- Explicit references to the Paris Agreement are on the rise, with 11 resolutions pushing for consistency with the climate goals of the Paris Agreement
- For the first time, in 2018, 3 companies subsequently adopted these targets. While the analysis does not prove causality, it represents a first step in understanding the potential impact of engagement.
- These figures show the potential of resolutions to turn words into actions, “passing the baton” from investors who committed to aligning their portfolio with Paris goals to their investees
- They illustrate the need to further organize and engage in collective shareholder actions, such as the Climate Action 100+ coalition
- They also reveal the gap: among 500 climate-related resolutions, only 11 resolutions requested consistency with a 2°C pathway or better. Given the recent investor pledges, we expect Paris-aligned resolutions to rise dramatically in the next few years
Please see here for the full report.
According to the OECD, meeting the 2°C scenario will require $6.9 trillion annual investments in infrastructure until 2030, versus $6.3 trillion annual investments in a business-as-usual scenario. These investments require precise alignment among governments, corporates, and investors.

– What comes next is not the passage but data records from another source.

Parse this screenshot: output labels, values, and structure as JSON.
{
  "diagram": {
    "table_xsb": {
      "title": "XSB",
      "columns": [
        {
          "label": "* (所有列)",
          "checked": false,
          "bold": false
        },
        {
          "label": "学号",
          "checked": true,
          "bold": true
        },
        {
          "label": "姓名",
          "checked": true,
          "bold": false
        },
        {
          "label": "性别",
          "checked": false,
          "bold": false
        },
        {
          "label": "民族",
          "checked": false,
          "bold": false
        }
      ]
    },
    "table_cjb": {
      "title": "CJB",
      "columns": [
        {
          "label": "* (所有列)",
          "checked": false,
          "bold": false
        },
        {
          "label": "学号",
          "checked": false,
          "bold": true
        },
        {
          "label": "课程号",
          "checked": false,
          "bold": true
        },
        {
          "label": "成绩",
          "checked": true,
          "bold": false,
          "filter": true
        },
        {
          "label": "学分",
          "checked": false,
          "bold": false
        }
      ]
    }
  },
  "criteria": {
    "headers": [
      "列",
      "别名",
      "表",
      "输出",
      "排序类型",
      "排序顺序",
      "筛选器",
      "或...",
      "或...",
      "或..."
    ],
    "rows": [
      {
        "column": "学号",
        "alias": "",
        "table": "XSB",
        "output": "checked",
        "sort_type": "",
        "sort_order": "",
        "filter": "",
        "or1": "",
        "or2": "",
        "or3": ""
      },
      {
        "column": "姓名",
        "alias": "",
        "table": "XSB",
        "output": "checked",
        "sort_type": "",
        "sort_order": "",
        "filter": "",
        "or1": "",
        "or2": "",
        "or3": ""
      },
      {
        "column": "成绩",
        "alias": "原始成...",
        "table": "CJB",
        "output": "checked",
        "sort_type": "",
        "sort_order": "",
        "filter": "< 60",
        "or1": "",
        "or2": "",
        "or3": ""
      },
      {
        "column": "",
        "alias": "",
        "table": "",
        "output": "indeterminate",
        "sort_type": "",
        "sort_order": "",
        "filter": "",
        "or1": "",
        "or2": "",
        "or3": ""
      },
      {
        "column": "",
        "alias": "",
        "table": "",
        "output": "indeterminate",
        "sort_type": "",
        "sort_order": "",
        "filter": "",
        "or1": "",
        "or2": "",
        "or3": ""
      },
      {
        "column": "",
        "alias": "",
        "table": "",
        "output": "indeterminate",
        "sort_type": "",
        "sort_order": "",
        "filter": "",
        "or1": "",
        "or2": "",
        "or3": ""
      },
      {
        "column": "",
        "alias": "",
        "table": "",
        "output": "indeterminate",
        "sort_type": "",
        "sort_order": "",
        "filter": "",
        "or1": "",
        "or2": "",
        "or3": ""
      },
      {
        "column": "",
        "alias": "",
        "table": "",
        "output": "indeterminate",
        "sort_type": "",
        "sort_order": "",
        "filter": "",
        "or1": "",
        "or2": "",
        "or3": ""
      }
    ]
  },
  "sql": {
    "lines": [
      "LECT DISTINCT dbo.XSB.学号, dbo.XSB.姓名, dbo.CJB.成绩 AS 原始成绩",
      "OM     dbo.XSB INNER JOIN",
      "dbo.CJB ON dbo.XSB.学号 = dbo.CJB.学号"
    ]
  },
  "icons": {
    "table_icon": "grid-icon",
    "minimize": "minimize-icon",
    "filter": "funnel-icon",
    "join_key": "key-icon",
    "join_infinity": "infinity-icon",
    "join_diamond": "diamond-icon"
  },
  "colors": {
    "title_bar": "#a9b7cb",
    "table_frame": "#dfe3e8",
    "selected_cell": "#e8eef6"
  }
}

However, several important factors hinder efforts to channel investments towards low carbon pathways. For instance, governments frequently lack the referential frameworks and tools to develop national climate strategies (national determined contributions, or NDCs) that are consistent with the 2°C scenario. Likewise, corporates often lack visibility on public climate strategy at national sectoral level, which weighs on their conﬁdence in investing in low carbon technologies.

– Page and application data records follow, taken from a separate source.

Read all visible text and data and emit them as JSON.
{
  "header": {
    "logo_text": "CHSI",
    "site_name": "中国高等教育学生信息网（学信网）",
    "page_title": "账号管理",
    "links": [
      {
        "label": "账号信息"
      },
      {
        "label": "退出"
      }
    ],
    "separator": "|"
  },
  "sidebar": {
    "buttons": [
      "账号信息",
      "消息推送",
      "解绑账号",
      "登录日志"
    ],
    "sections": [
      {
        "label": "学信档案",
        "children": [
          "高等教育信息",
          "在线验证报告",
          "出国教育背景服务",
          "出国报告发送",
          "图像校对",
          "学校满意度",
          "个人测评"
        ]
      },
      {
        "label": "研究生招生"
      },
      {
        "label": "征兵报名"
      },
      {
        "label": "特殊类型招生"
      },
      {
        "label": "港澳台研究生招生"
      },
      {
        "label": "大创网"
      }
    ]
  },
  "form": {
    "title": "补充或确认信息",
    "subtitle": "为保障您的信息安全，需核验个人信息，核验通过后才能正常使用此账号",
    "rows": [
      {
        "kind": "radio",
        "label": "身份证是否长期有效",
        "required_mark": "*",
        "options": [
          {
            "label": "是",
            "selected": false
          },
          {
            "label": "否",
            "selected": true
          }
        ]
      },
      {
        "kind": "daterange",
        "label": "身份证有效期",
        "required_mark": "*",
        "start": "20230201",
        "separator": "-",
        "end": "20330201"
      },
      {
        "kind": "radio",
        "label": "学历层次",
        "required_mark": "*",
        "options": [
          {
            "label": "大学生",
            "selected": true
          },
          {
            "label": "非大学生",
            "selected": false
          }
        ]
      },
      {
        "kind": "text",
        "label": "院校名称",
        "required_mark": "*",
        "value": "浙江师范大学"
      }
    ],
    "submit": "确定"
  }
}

To address this market gap, the 2° Investing Initiative and Beyond Ratings, a provider of data and analytics services for the investment industry, have joined forces to develop an innovative methodology and suite of services known as the Climate Tech Compass.

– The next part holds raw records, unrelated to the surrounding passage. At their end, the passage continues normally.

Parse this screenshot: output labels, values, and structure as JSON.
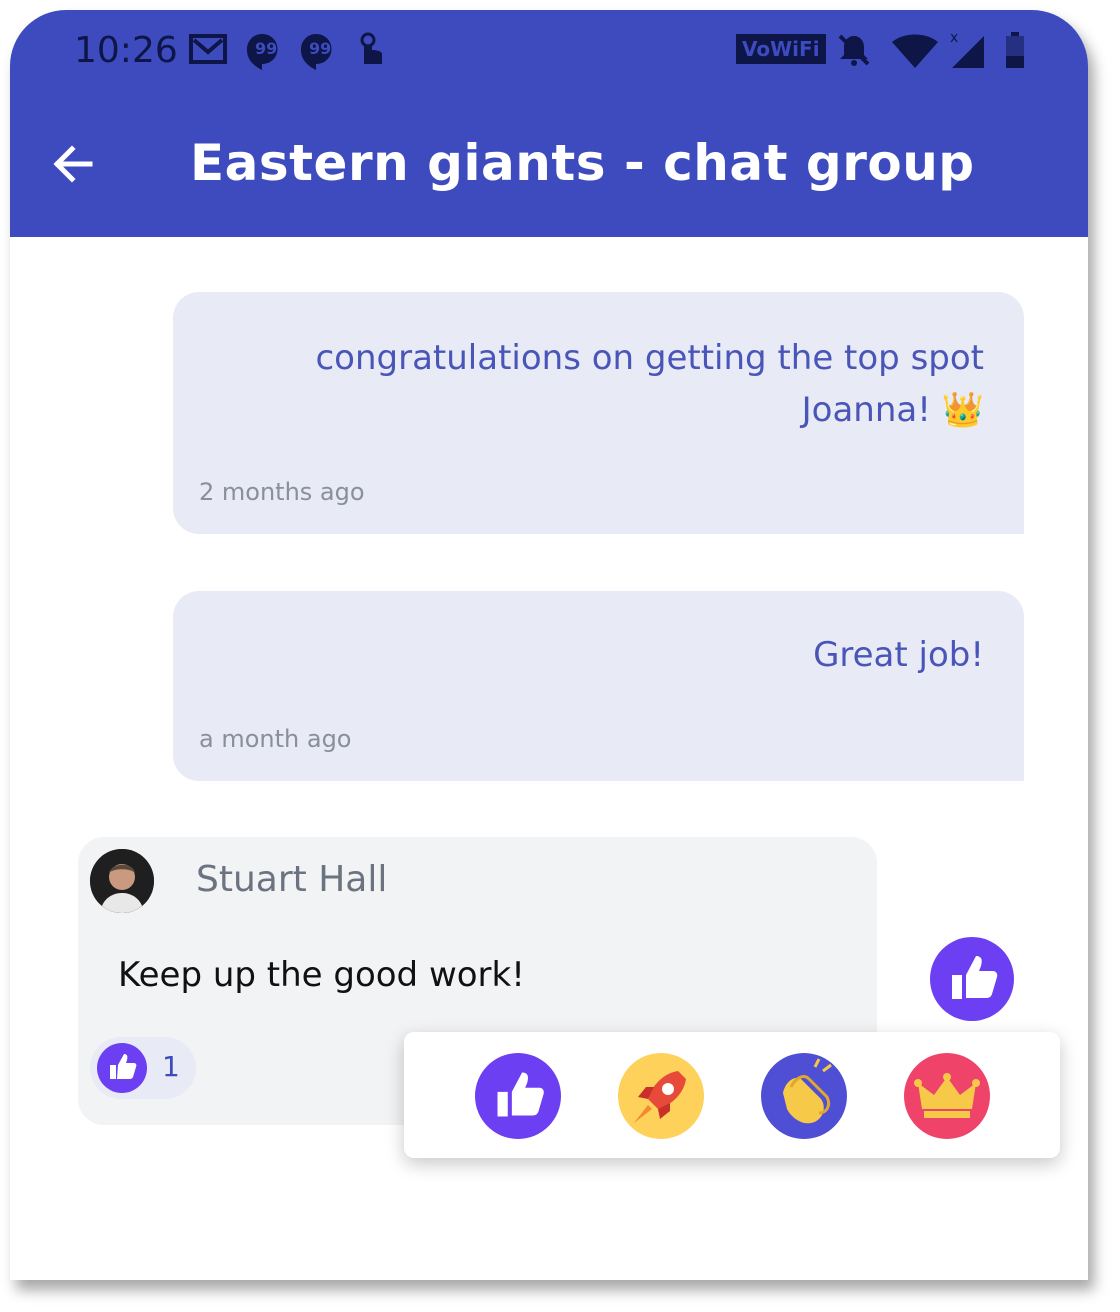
{
  "status_bar": {
    "time": "10:26",
    "left_icons": [
      "gmail-icon",
      "hangouts-icon",
      "hangouts-icon",
      "touch-icon"
    ],
    "vowifi_label": "VoWiFi",
    "right_icons": [
      "vowifi-icon",
      "bell-off-icon",
      "wifi-icon",
      "signal-icon",
      "battery-icon"
    ]
  },
  "toolbar": {
    "title": "Eastern giants - chat group",
    "back_icon": "arrow-back-icon"
  },
  "messages": [
    {
      "line1": "congratulations on getting the top spot",
      "line2": "Joanna! 👑",
      "time": "2 months ago"
    },
    {
      "line1": "Great job!",
      "time": "a month ago"
    }
  ],
  "incoming": {
    "sender": "Stuart Hall",
    "text": "Keep up the good work!",
    "reaction_count": "1",
    "reaction_icon": "thumbs-up-icon"
  },
  "reaction_picker": [
    "thumbs-up-icon",
    "rocket-icon",
    "clapping-hands-icon",
    "crown-icon"
  ],
  "colors": {
    "appbar": "#3d4bbe",
    "outgoing_bubble": "#e8eaf6",
    "outgoing_text": "#4a55b8",
    "incoming_bubble": "#f2f3f5",
    "like_purple": "#6c3ff2"
  }
}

In November 2019, InfluenceMap published a new report, FinanceMap, which examines how the asset management sector performs on portfolios, engagement, and resolutions. We were proud that our Paris Agreement Capital Transition Assessment (PACTA) methodology played a key role in the analysis. Please see the report here and the executive summary below.
This report received support from EIT Climate-KIC and KR Foundation.
Journal of Sustainable Finance & Investment
Jakob Thomä, Clare Murray, Vincent Jerosch-Herold & Janina Magdanz
Despite the political mandate of Article 2.1(c) of the Paris Agreement (United Nations 2015. ‘Adoption of the Paris Agreement.’ 21st Conference of the Parties, Paris, United Nations, 2) to align finance flows ‘with a pathway towards low greenhouse gas emissions and climate-resilient development,’ many investors do not manage
physical and transitional climate risks. The Task Force on Climate Related Financial Disclosures’ 2019 Status Report highlighted this asymmetry. The following paper seeks to evaluate the efficacy of informing investors about the alignment of their portfolios with the Paris Agreement. Based on survey feedback from a 2017 pilot study conducted with Swiss pension funds and insurance companies, the results suggest that after the pilot 40% of respondents implemented a climate strategy or integrated climate criteria into their investment process, showing the potential
impact of climate assessments on portfolio strategy. This fact affirms both the positives of portfolio climate assessments, but also the need to explore alternatives avenues for engaging with investors regarding climate risks.
By Andrés Leonardo Jiménez, Sustainability Professional, Fasecolda; Daniel Guerrero, Analyst, 2° Investing Initiative; and Laura Ramírez, Programme Manager for Emerging Markets, 2° Investing Initiative